Of the 82 percent of consumers surveyed who consider themselves “well” or “adequately” insured, nearly all (96 percent) are somewhat or very satisfied with their health plans overall, according to a new Deloitte poll. Many are concerned the new health reform law will bring about significant changes to their current coverage. Of those enrolled in employer-sponsored health plans, 61 percent believe their employer will reduce benefits for dependents and retirees and 32 percent think employers will probably pay the penalty and discontinue health coverage for employees altogether.
Among survey respondents who consider themselves “very knowledgeable” about the Patient Protection and Affordable Care Act (PPACA), many also indicated concerns over the impact health reform will have on access to quality health care. They believe that some hospitals and medical practices will close (72 percent) and that their employers may drop their coverage (51 percent).
The cost of care is also an issue for the majority of consumers. Survey respondents anticipate increases in taxes (76 percent), health insurance costs – including premiums and out-of pocket expenses (65 percent) – hospitals and physicians services (66 percent), and the cost of medications (54 percent) as reform is implemented.
Age is a major factor contributing to opinions about health care reform. In general, younger adults are more positive about health reform than older consumers. According to the survey, more than half (51 percent) of 18-34 year-olds believe that the reform act will reduce health care costs in the long term, compared to respondents 45-54 years old (23 percent), 55-64 years old (36 percent), and 65 years old and above (30 percent).
The Deloitte survey also identified that consumers with employer-sponsored coverage seem to be the most skeptical and expect to experience negative impacts from the implementation of reform. This segment of survey respondents agree with the following:

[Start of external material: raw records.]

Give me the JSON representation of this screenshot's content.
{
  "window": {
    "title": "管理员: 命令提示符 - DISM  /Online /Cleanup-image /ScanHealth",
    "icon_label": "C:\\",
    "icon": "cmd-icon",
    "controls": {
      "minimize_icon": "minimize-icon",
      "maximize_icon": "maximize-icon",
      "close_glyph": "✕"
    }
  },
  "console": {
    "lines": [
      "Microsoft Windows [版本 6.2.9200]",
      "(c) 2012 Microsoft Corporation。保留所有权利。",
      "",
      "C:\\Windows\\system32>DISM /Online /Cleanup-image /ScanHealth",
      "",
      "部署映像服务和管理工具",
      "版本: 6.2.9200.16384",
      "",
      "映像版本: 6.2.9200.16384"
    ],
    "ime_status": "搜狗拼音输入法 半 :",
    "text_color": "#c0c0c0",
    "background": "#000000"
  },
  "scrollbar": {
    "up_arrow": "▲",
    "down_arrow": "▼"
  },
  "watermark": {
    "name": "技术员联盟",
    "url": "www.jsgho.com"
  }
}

- The cost of the health reform act will be higher than expected (82 percent), which is significantly different from those who are individually insured (68 percent).
- The health reform act will not reduce health care costs in the long-term (58 percent), which is significantly different from the uninsured (43 percent).
- Employers will pass the increased cost of health benefits through to their employees (80 percent).
Additional key findings from the survey include:
- Eighty-four percent of all consumers surveyed have health insurance.
- More than half (56 percent) of those surveyed believe that incentives for doctors and hospitals to use electronic medical records will be effective or very effective at improving the overall performance of the health care system.
- Cutting the rate of growth of Medicare costs will be only somewhat or not effective at improving the overall performance of the health care system according to 60 percent of those surveyed.
- Sixty-nine percent of those surveyed believe the issue is not whether an organization is for-profit or not-for-profit — it’s what they do that matters.
- Sixty-one percent of respondents agree that a mix of for-profit and not-for-profit organizations stimulates positive competition and innovation.